Instructions for the task: Pull every line containing "with" from the entries.

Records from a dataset
☆ ☆ ☆ ☆ ☆

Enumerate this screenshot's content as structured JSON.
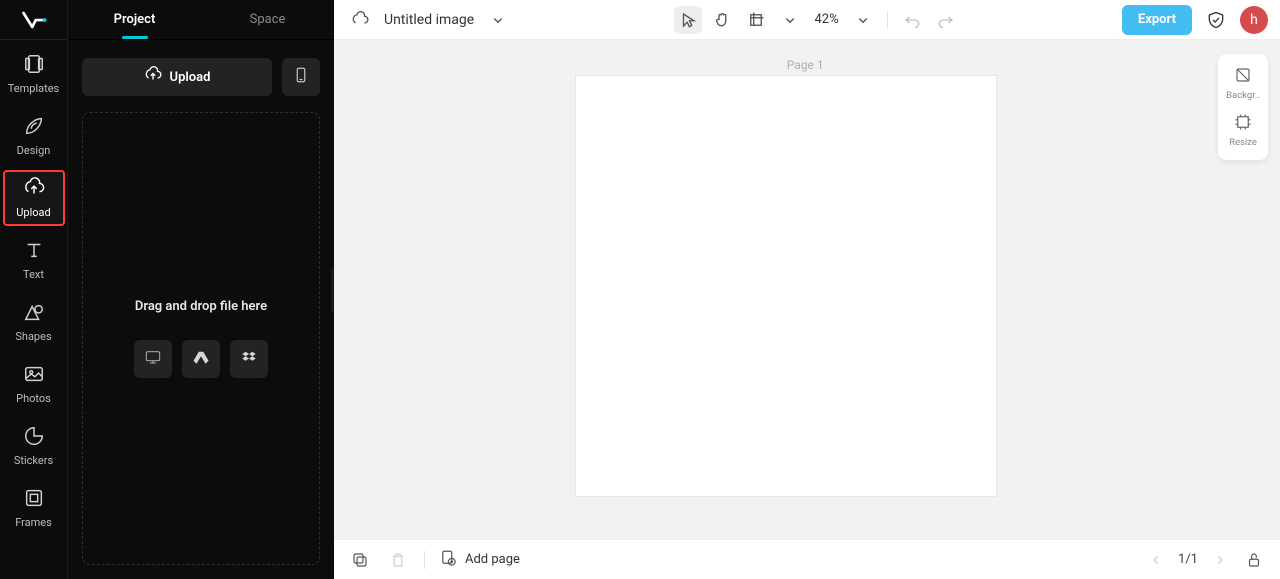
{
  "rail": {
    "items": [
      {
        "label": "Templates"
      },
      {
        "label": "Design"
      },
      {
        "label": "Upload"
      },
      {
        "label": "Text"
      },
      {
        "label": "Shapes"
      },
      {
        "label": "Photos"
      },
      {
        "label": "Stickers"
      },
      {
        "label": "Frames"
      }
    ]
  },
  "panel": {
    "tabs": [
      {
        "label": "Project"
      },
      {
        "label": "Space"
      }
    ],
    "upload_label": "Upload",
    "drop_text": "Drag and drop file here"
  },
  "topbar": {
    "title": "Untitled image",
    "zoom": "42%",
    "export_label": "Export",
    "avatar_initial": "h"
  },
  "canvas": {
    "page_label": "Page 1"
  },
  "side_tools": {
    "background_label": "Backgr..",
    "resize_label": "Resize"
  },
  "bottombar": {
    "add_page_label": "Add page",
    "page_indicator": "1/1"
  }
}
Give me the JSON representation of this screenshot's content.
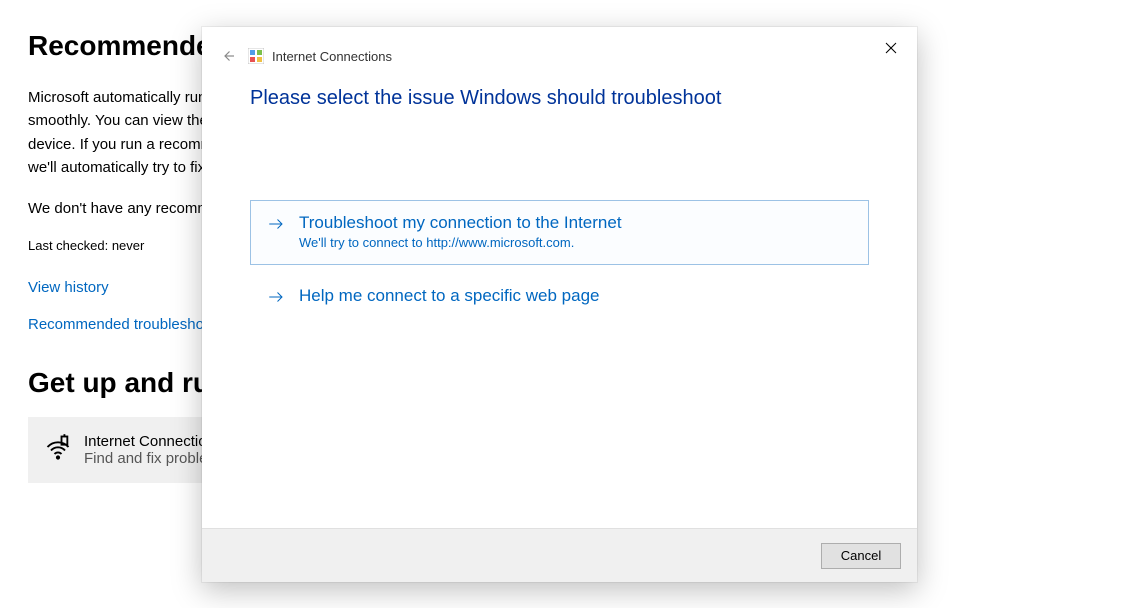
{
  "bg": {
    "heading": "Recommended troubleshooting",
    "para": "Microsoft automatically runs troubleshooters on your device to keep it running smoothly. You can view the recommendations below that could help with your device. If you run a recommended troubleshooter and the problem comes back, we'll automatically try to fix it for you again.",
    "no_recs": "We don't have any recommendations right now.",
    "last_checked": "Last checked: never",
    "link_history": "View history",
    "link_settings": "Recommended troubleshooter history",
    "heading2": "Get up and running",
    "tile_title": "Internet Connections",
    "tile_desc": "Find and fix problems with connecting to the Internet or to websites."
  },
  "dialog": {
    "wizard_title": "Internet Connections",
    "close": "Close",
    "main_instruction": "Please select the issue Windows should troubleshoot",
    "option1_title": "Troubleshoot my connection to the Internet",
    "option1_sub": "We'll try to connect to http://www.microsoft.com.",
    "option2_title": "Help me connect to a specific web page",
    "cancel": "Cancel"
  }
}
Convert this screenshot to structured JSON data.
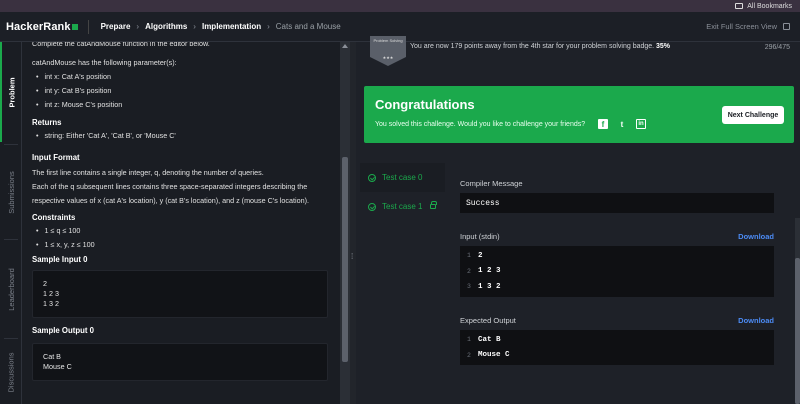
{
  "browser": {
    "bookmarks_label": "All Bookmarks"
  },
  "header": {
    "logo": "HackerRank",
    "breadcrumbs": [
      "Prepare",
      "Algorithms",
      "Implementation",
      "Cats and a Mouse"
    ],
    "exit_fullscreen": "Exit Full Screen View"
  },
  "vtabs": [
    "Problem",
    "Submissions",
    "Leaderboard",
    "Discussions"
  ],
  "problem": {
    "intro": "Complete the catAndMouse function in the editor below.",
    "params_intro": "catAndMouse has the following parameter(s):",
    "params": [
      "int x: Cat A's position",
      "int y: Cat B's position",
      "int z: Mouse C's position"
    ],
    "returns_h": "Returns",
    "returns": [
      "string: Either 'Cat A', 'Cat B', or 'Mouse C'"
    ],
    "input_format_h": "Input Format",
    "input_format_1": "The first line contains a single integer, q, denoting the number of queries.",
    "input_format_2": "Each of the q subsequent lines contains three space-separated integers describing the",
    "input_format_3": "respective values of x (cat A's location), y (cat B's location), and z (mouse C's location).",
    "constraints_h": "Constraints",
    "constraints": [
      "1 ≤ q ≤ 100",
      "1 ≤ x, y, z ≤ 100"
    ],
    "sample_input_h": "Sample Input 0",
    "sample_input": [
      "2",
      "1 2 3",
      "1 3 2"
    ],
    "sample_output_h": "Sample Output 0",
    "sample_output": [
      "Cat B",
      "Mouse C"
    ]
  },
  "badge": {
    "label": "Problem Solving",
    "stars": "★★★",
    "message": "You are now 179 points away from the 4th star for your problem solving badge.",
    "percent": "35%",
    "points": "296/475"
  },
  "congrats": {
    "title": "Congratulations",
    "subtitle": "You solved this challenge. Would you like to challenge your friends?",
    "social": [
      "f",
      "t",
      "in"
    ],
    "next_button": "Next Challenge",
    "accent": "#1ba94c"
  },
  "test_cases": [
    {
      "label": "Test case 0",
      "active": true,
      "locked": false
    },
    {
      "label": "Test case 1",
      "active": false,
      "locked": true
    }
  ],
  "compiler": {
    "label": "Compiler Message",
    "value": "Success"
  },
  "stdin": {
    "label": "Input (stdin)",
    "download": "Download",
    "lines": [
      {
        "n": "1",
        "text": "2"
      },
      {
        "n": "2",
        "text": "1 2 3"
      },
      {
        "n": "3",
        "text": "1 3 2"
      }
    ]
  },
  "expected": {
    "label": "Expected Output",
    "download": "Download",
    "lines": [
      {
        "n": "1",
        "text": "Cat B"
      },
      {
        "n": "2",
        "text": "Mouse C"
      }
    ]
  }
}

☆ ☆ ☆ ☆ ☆

Answer box:
    "para": "Microsoft automatically runs troubleshooters on your device to keep it running smoothly. You can view the recommendations below that could help with your device. If you run a recommended troubleshooter and the problem comes back, we'll automatically try to fix it for you again.",
    "tile_desc": "Find and fix problems with connecting to the Internet or to websites."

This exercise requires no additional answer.